Marshall Islands



Sitting cross-legged on the blue wooden frame only inches above the gentle waves, there is barely a sound as we glide swiftly across the clear water of the Majuro lagoon. This is our first experience in a Marshallese canoe, a distinctive craft with two parallel hulls separated by a wooden bench. These vessels were the transport of choice for many generations before and after the Europeans ‘discovered’ the tiny atoll islands of the Marshall Islands, an isolated nation in the mid-Pacific (around halfway between Honolulu and Manila). The 19th century German and Russian traders who came this way were shocked by the speeds at which these canoes could cut through the ocean.




We are taking a canoe trip with Waan Aelon in Majel (WAM), a canoe-building programme set up by Marshall Islander Alson Kelen. Alson set up WAM in order to keep alive the canoe-making skills that have long been part of Marshallese tradition but that are being lost as western culture creeps ever further into island life. But Alson’s passion, and the importance of the WAM programme, extends far beyond canoe building.

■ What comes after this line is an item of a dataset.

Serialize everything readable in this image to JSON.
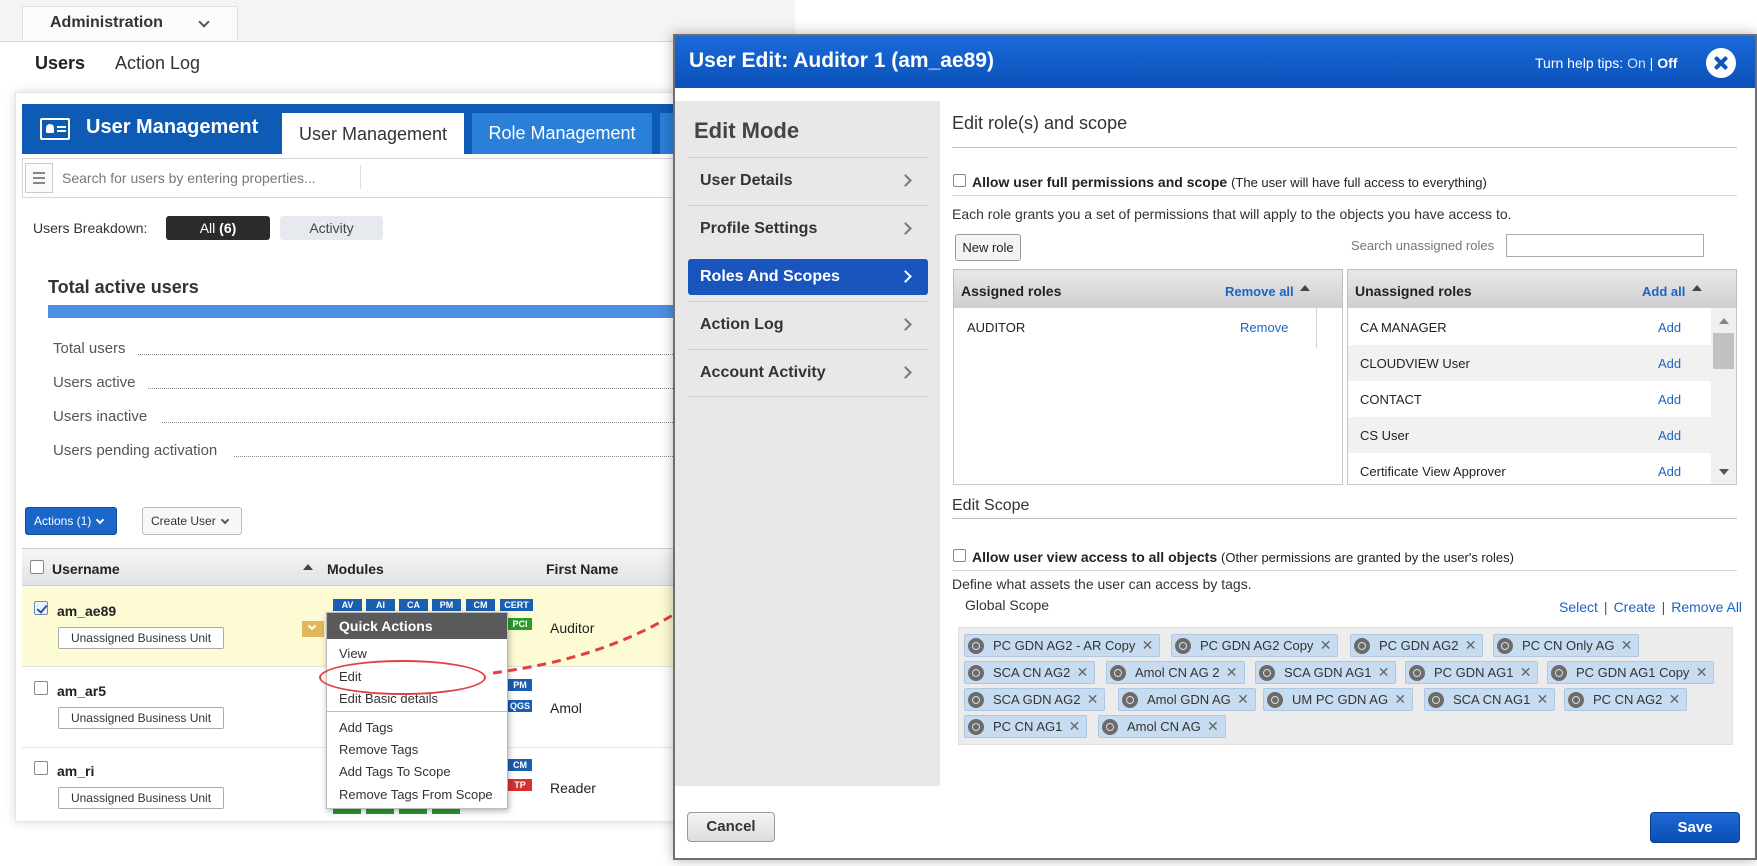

The canoe-makers are young people who have dropped out of school and have no prospect of a job. Many arrive with no social security number and no birth certificate, having been delivered on an outer island beyond the reaches of doctors, midwives and registrars. With unemployment running at well over 50% and a few poor grades in your early school years can write off your academic and professional prospects, the 25 young folks who attend the daily work and study programme receive a valuable opportunity to develop a lot more than canoe-building skills. Classes in English, Maths and a range of life skills have been put together by Alson, who with the help of a tight-knit team of Marshallese and ex-pats has created a valuable programme from nothing.




Funding is always a challenge and much of his work involves persuading potential backers of the value of his work.  Local businesses are all too aware that the training of vocational skills is always non-existent in the Marshall Islands, with very few qualified teachers around to provide education relevant for working on the islands.



As part of the WAM programme they spend a few weeks in one of the big Majuro companies (big is a relative word on an island with only 20,000 people). Several have found full-time work as a result of their work experience.




Linton, the young lad in charge of our canoe, says little but after an hour out on the lagoon invites me to take temporary charge. I scramble to my feet, almost falling in while gripping Linton a bit too tightly for his comfort. The gentle movements that look effortless in his capable hands are clearly beyond me and after a few minutes of uncoordinated incompetence I fall back to my seat, relieved not to have landed in the drink.




If you make it out to the Marshall Islands, a visit to WAM and a ride in a traditional canoe will give you a small taste of one of the islands’ most distinct traditions. More than that however, you’ll be supporting a very worthy programme that is giving young people real help in a country where opportunities are few and far between.


 Canoe rides cost $20 per person for one hour.  

You can get the Marshall Islands included in your RTW here